* Your assignment: Output the whole listing again, exactly as it reads.

* Supplied material:
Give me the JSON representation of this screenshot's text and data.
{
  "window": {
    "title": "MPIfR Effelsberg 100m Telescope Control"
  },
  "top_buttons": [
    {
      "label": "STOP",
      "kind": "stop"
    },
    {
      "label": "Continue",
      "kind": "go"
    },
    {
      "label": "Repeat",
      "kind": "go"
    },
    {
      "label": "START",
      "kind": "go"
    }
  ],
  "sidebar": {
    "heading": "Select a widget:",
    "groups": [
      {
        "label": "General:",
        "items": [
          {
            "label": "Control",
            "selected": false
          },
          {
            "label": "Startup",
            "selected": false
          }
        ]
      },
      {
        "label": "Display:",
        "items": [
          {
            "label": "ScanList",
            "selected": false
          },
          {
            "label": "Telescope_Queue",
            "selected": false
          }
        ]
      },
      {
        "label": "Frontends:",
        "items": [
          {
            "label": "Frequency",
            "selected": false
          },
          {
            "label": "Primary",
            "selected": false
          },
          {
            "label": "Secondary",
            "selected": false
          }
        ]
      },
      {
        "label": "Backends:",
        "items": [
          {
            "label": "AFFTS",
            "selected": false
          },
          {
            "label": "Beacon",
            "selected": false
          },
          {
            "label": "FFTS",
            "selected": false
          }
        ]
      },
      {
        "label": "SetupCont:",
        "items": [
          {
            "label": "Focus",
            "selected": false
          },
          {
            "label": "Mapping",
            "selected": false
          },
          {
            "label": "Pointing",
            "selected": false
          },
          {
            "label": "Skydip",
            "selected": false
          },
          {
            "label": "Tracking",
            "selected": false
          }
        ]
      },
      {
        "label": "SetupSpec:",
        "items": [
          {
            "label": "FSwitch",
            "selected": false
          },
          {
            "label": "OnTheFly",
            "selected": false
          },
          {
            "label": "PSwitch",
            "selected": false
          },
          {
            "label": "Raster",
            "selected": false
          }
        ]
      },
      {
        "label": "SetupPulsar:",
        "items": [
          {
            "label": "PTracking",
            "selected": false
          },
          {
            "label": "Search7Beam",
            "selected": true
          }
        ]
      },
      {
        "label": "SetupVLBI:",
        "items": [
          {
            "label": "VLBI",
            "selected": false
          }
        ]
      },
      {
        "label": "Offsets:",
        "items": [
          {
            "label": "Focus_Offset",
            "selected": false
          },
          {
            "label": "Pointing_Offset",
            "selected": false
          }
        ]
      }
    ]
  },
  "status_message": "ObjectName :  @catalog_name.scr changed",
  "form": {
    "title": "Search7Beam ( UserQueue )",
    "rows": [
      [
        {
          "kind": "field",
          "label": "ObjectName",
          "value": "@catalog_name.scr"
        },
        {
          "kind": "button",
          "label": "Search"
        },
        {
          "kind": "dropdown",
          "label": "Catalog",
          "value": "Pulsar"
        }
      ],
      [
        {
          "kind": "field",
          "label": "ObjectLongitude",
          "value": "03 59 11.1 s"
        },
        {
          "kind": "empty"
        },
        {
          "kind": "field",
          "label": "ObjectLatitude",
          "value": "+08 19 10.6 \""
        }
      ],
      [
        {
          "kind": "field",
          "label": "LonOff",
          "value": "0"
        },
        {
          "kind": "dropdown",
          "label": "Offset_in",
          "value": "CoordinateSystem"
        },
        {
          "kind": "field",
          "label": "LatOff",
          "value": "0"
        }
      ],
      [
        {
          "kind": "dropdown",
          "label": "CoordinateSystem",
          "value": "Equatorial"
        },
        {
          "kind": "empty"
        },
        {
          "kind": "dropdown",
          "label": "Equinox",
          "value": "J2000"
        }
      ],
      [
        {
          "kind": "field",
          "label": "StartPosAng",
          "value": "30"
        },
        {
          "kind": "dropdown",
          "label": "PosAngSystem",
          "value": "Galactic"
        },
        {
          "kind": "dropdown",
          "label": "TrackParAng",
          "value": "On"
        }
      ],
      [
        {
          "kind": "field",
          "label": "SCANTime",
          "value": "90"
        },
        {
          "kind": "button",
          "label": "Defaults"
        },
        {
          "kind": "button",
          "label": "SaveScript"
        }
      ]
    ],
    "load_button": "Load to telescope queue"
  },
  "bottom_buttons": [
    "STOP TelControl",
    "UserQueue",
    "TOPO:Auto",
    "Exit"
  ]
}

* Your response:
Give me the JSON representation of this screenshot's text and data.
{
  "window": {
    "title": "MPIfR Effelsberg 100m Telescope Control"
  },
  "top_buttons": [
    {
      "label": "STOP",
      "kind": "stop"
    },
    {
      "label": "Continue",
      "kind": "go"
    },
    {
      "label": "Repeat",
      "kind": "go"
    },
    {
      "label": "START",
      "kind": "go"
    }
  ],
  "sidebar": {
    "heading": "Select a widget:",
    "groups": [
      {
        "label": "General:",
        "items": [
          {
            "label": "Control",
            "selected": false
          },
          {
            "label": "Startup",
            "selected": false
          }
        ]
      },
      {
        "label": "Display:",
        "items": [
          {
            "label": "ScanList",
            "selected": false
          },
          {
            "label": "Telescope_Queue",
            "selected": false
          }
        ]
      },
      {
        "label": "Frontends:",
        "items": [
          {
            "label": "Frequency",
            "selected": false
          },
          {
            "label": "Primary",
            "selected": false
          },
          {
            "label": "Secondary",
            "selected": false
          }
        ]
      },
      {
        "label": "Backends:",
        "items": [
          {
            "label": "AFFTS",
            "selected": false
          },
          {
            "label": "Beacon",
            "selected": false
          },
          {
            "label": "FFTS",
            "selected": false
          }
        ]
      },
      {
        "label": "SetupCont:",
        "items": [
          {
            "label": "Focus",
            "selected": false
          },
          {
            "label": "Mapping",
            "selected": false
          },
          {
            "label": "Pointing",
            "selected": false
          },
          {
            "label": "Skydip",
            "selected": false
          },
          {
            "label": "Tracking",
            "selected": false
          }
        ]
      },
      {
        "label": "SetupSpec:",
        "items": [
          {
            "label": "FSwitch",
            "selected": false
          },
          {
            "label": "OnTheFly",
            "selected": false
          },
          {
            "label": "PSwitch",
            "selected": false
          },
          {
            "label": "Raster",
            "selected": false
          }
        ]
      },
      {
        "label": "SetupPulsar:",
        "items": [
          {
            "label": "PTracking",
            "selected": false
          },
          {
            "label": "Search7Beam",
            "selected": true
          }
        ]
      },
      {
        "label": "SetupVLBI:",
        "items": [
          {
            "label": "VLBI",
            "selected": false
          }
        ]
      },
      {
        "label": "Offsets:",
        "items": [
          {
            "label": "Focus_Offset",
            "selected": false
          },
          {
            "label": "Pointing_Offset",
            "selected": false
          }
        ]
      }
    ]
  },
  "status_message": "ObjectName :  @catalog_name.scr changed",
  "form": {
    "title": "Search7Beam ( UserQueue )",
    "rows": [
      [
        {
          "kind": "field",
          "label": "ObjectName",
          "value": "@catalog_name.scr"
        },
        {
          "kind": "button",
          "label": "Search"
        },
        {
          "kind": "dropdown",
          "label": "Catalog",
          "value": "Pulsar"
        }
      ],
      [
        {
          "kind": "field",
          "label": "ObjectLongitude",
          "value": "03 59 11.1 s"
        },
        {
          "kind": "empty"
        },
        {
          "kind": "field",
          "label": "ObjectLatitude",
          "value": "+08 19 10.6 \""
        }
      ],
      [
        {
          "kind": "field",
          "label": "LonOff",
          "value": "0"
        },
        {
          "kind": "dropdown",
          "label": "Offset_in",
          "value": "CoordinateSystem"
        },
        {
          "kind": "field",
          "label": "LatOff",
          "value": "0"
        }
      ],
      [
        {
          "kind": "dropdown",
          "label": "CoordinateSystem",
          "value": "Equatorial"
        },
        {
          "kind": "empty"
        },
        {
          "kind": "dropdown",
          "label": "Equinox",
          "value": "J2000"
        }
      ],
      [
        {
          "kind": "field",
          "label": "StartPosAng",
          "value": "30"
        },
        {
          "kind": "dropdown",
          "label": "PosAngSystem",
          "value": "Galactic"
        },
        {
          "kind": "dropdown",
          "label": "TrackParAng",
          "value": "On"
        }
      ],
      [
        {
          "kind": "field",
          "label": "SCANTime",
          "value": "90"
        },
        {
          "kind": "button",
          "label": "Defaults"
        },
        {
          "kind": "button",
          "label": "SaveScript"
        }
      ]
    ],
    "load_button": "Load to telescope queue"
  },
  "bottom_buttons": [
    "STOP TelControl",
    "UserQueue",
    "TOPO:Auto",
    "Exit"
  ]
}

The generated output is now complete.